You’ll find spectators throughout most of the race. The winners will be awarded with not only the elusive winner’s medal but also a t-shirt. Even the losers have something to look forward to. Each participant will be provided with fruits and muffins to munch on across the finish line.
The race usually begins around 8 am. For more details do not forget to check out the races official website www.danvillemarathon.com. Let us know what your preparation plans are for next year’s Danville Half Marathon and how you enjoyed this year’s race in the comments section below.
Love running in marathons? Well then I have some great news for you. Spring is the season of runners and I am sure there are both experienced and newbie runners gearing up and trust me it’s going to get serious this year too.
Marathons whether half or full are tough and the most important aspect remains timing. Apart from that training right is also important and to help you get it all right I am going to tell you exactly what you should be avoiding.
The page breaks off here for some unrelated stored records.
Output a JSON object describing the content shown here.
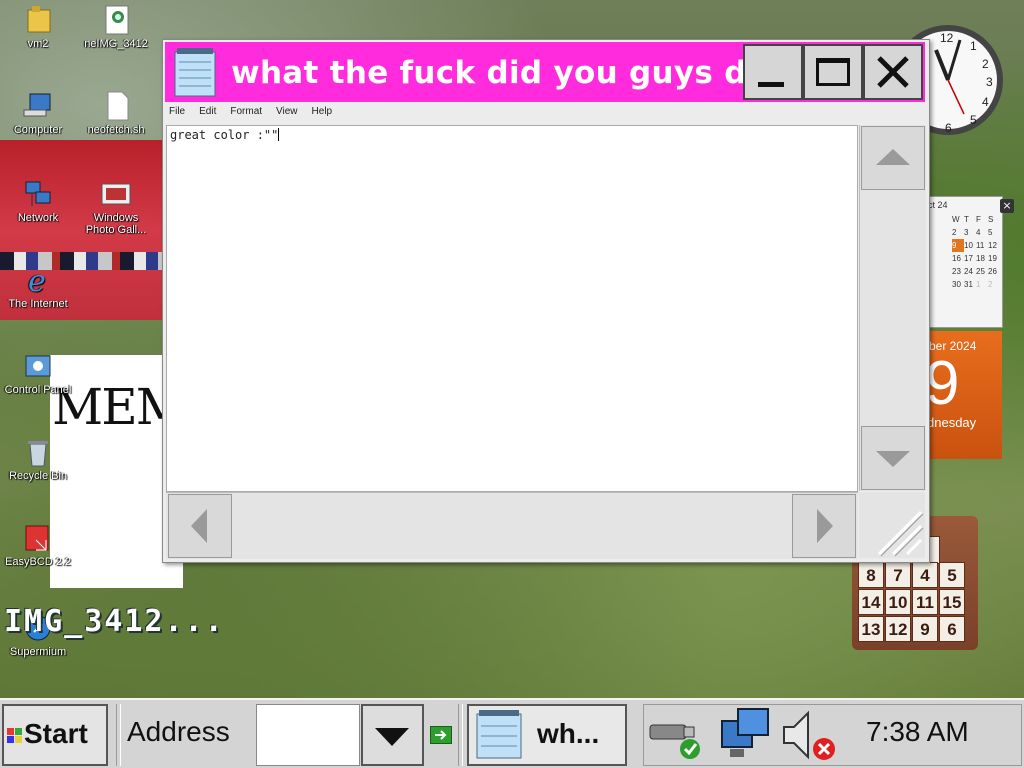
{
  "desktop": {
    "icons": [
      {
        "label": "vm2"
      },
      {
        "label": "neIMG_3412"
      },
      {
        "label": "Computer"
      },
      {
        "label": "neofetch.sh"
      },
      {
        "label": "Network"
      },
      {
        "label": "Windows Photo Gall..."
      },
      {
        "label": "The Internet"
      },
      {
        "label": "Control Panel"
      },
      {
        "label": "Recycle Bin"
      },
      {
        "label": "EasyBCD 2.2"
      },
      {
        "label": "Supermium"
      }
    ],
    "image_label": "IMG_3412...",
    "memo_text": "MEM"
  },
  "calendar": {
    "month_label": "ct 24",
    "weekdays": [
      "W",
      "T",
      "F",
      "S"
    ],
    "days": [
      "2",
      "3",
      "4",
      "5",
      "9",
      "10",
      "11",
      "12",
      "16",
      "17",
      "18",
      "19",
      "23",
      "24",
      "25",
      "26",
      "30",
      "31",
      "1",
      "2"
    ],
    "today": "9",
    "bottom_month": "ber 2024",
    "big_day": "9",
    "weekday": "dnesday",
    "close": "×"
  },
  "puzzle": {
    "top_tile": "3",
    "tiles": [
      "8",
      "7",
      "4",
      "5",
      "14",
      "10",
      "11",
      "15",
      "13",
      "12",
      "9",
      "6"
    ]
  },
  "notepad": {
    "title": "what the fuck did you guys d...",
    "menu": [
      "File",
      "Edit",
      "Format",
      "View",
      "Help"
    ],
    "content": "great color :\"\""
  },
  "taskbar": {
    "start_label": "Start",
    "address_label": "Address",
    "address_value": "",
    "task_label": "wh...",
    "time": "7:38 AM"
  },
  "colors": {
    "titlebar": "#ff2bdc",
    "taskbar": "#d4d4d4"
  }
}
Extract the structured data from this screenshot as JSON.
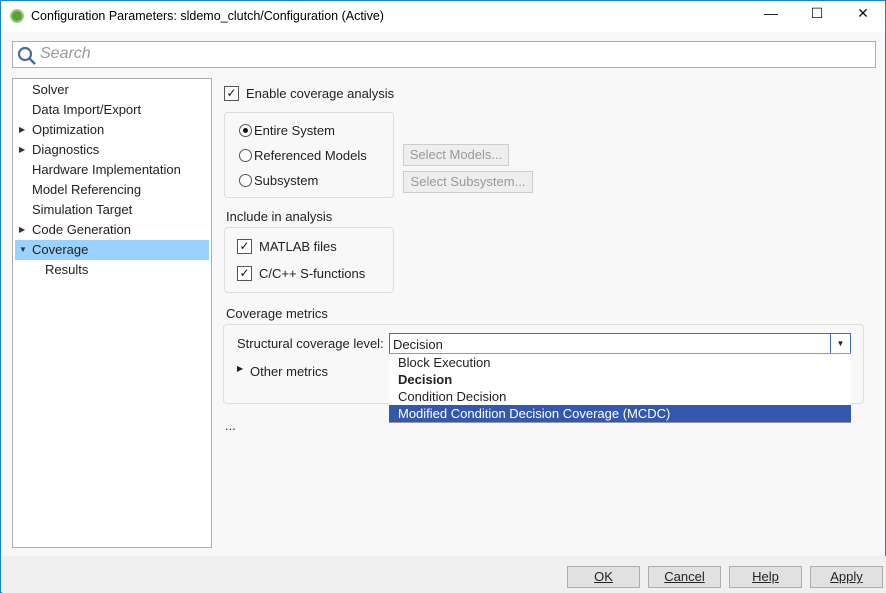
{
  "window": {
    "title": "Configuration Parameters: sldemo_clutch/Configuration (Active)",
    "minimize": "—",
    "maximize": "☐",
    "close": "✕"
  },
  "search": {
    "placeholder": "Search"
  },
  "tree": [
    {
      "label": "Solver",
      "expander": ""
    },
    {
      "label": "Data Import/Export",
      "expander": ""
    },
    {
      "label": "Optimization",
      "expander": "▶"
    },
    {
      "label": "Diagnostics",
      "expander": "▶"
    },
    {
      "label": "Hardware Implementation",
      "expander": ""
    },
    {
      "label": "Model Referencing",
      "expander": ""
    },
    {
      "label": "Simulation Target",
      "expander": ""
    },
    {
      "label": "Code Generation",
      "expander": "▶"
    },
    {
      "label": "Coverage",
      "expander": "▼"
    },
    {
      "label": "Results",
      "expander": ""
    }
  ],
  "main": {
    "enable_label": "Enable coverage analysis",
    "check": "✓",
    "scope": [
      "Entire System",
      "Referenced Models",
      "Subsystem"
    ],
    "select_models": "Select Models...",
    "select_subsystem": "Select Subsystem...",
    "include_heading": "Include in analysis",
    "include": [
      "MATLAB files",
      "C/C++ S-functions"
    ],
    "metrics_heading": "Coverage metrics",
    "structural_label": "Structural coverage level:",
    "structural_value": "Decision",
    "options": [
      "Block Execution",
      "Decision",
      "Condition Decision",
      "Modified Condition Decision Coverage (MCDC)"
    ],
    "other_metrics": "Other metrics",
    "ellipsis": "..."
  },
  "footer": {
    "ok": "OK",
    "cancel": "Cancel",
    "help": "Help",
    "apply": "Apply"
  }
}
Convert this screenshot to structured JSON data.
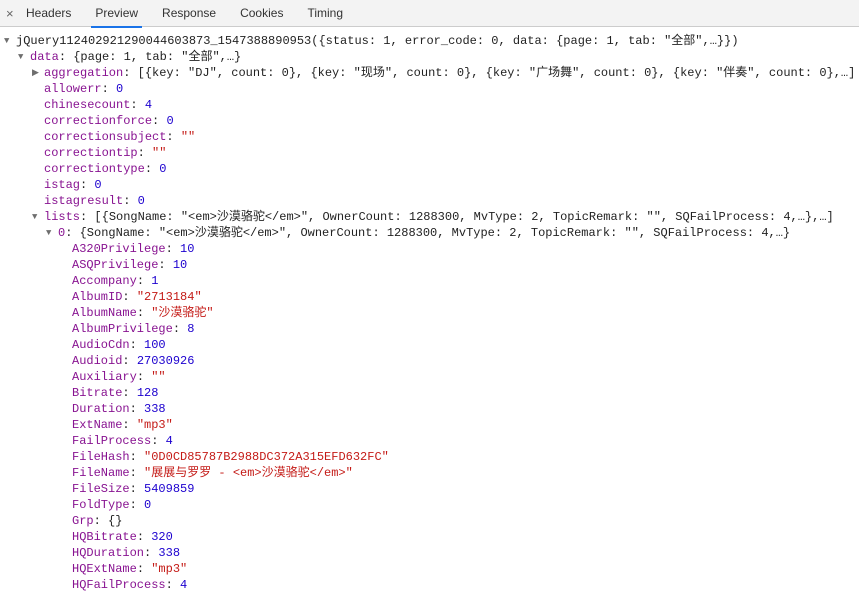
{
  "tabs": {
    "headers": "Headers",
    "preview": "Preview",
    "response": "Response",
    "cookies": "Cookies",
    "timing": "Timing"
  },
  "root_line": "jQuery112402921290044603873_1547388890953({status: 1, error_code: 0, data: {page: 1, tab: \"全部\",…}})",
  "data_summary_label": "data",
  "data_summary_value": "{page: 1, tab: \"全部\",…}",
  "aggregation_label": "aggregation",
  "aggregation_value": "[{key: \"DJ\", count: 0}, {key: \"现场\", count: 0}, {key: \"广场舞\", count: 0}, {key: \"伴奏\", count: 0},…]",
  "data_top": [
    {
      "k": "allowerr",
      "v": "0",
      "t": "num"
    },
    {
      "k": "chinesecount",
      "v": "4",
      "t": "num"
    },
    {
      "k": "correctionforce",
      "v": "0",
      "t": "num"
    },
    {
      "k": "correctionsubject",
      "v": "\"\"",
      "t": "str"
    },
    {
      "k": "correctiontip",
      "v": "\"\"",
      "t": "str"
    },
    {
      "k": "correctiontype",
      "v": "0",
      "t": "num"
    },
    {
      "k": "istag",
      "v": "0",
      "t": "num"
    },
    {
      "k": "istagresult",
      "v": "0",
      "t": "num"
    }
  ],
  "lists_label": "lists",
  "lists_summary": "[{SongName: \"<em>沙漠骆驼</em>\", OwnerCount: 1288300, MvType: 2, TopicRemark: \"\", SQFailProcess: 4,…},…]",
  "item0_label": "0",
  "item0_summary": "{SongName: \"<em>沙漠骆驼</em>\", OwnerCount: 1288300, MvType: 2, TopicRemark: \"\", SQFailProcess: 4,…}",
  "item0_fields": [
    {
      "k": "A320Privilege",
      "v": "10",
      "t": "num"
    },
    {
      "k": "ASQPrivilege",
      "v": "10",
      "t": "num"
    },
    {
      "k": "Accompany",
      "v": "1",
      "t": "num"
    },
    {
      "k": "AlbumID",
      "v": "\"2713184\"",
      "t": "str"
    },
    {
      "k": "AlbumName",
      "v": "\"沙漠骆驼\"",
      "t": "str"
    },
    {
      "k": "AlbumPrivilege",
      "v": "8",
      "t": "num"
    },
    {
      "k": "AudioCdn",
      "v": "100",
      "t": "num"
    },
    {
      "k": "Audioid",
      "v": "27030926",
      "t": "num"
    },
    {
      "k": "Auxiliary",
      "v": "\"\"",
      "t": "str"
    },
    {
      "k": "Bitrate",
      "v": "128",
      "t": "num"
    },
    {
      "k": "Duration",
      "v": "338",
      "t": "num"
    },
    {
      "k": "ExtName",
      "v": "\"mp3\"",
      "t": "str"
    },
    {
      "k": "FailProcess",
      "v": "4",
      "t": "num"
    },
    {
      "k": "FileHash",
      "v": "\"0D0CD85787B2988DC372A315EFD632FC\"",
      "t": "str"
    },
    {
      "k": "FileName",
      "v": "\"展展与罗罗 - <em>沙漠骆驼</em>\"",
      "t": "str"
    },
    {
      "k": "FileSize",
      "v": "5409859",
      "t": "num"
    },
    {
      "k": "FoldType",
      "v": "0",
      "t": "num"
    },
    {
      "k": "Grp",
      "v": "{}",
      "t": "plain"
    },
    {
      "k": "HQBitrate",
      "v": "320",
      "t": "num"
    },
    {
      "k": "HQDuration",
      "v": "338",
      "t": "num"
    },
    {
      "k": "HQExtName",
      "v": "\"mp3\"",
      "t": "str"
    },
    {
      "k": "HQFailProcess",
      "v": "4",
      "t": "num"
    }
  ]
}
Leaving out race day diet
On the race day you need to get everything right including your nutrition and while you can practice timing, speed etc. a mistake we often make is not practicing nutrition which later creates issues such as cramps, unwanted bathroom breaks etc.
You need to practice it for weeks. Keep trying new stuff to find out what works best. Each flavor, drink, food, etc. will react differently with the body under different weather conditions and thus experimentation during training is a must.
Not pacing correctly
Your entire marathon depends on one thing and that’s pacing yourself right but often runners simply suck at it. Being too quick too early or being slow out of the blocks can both hamper your overall body strength and speed.
Continuous practice is the only solution. You can also use running apps and trackers for more accurate info.
Maintaining the same diet
Your regular diet simply won’t cut it anymore. You’re a runner now and during a marathon you’re likely to be running longer which means your body will take longer to recover. Recovery mainly depends on rest and diet and thus constant monitoring of your intake and calories burnt are important.
Avoid junk food and increase your intake of healthy calories. Provide the body with proper fueling to cope with the runs and recover faster.
Setting wrong goals
This is a mistake I find almost amongst all newbies. Your goals are the basis for your preparation and thus it’s important they remain realistic. It cannot be based on a fixed time or number. Such goals are a recipe for failure as it often leads to injuries.
You timing goals should be based on your physical and mental fitness levels. Apart from that you’ll need good tools such a tracker or a pedometer.
Giving up too soon
You’re not going to have one bad day of training. There are going to be plenty but the important part is to not panic and walk away just yet. Avoid over thinking as it can often lead to over training.
Keep in mind that even pros have bad days. All you need to do is examine the cause and fix it. Each bad training session is a lesson you need to learn from. Fuel well, sleep enough and if needed don’t mind taking it easy.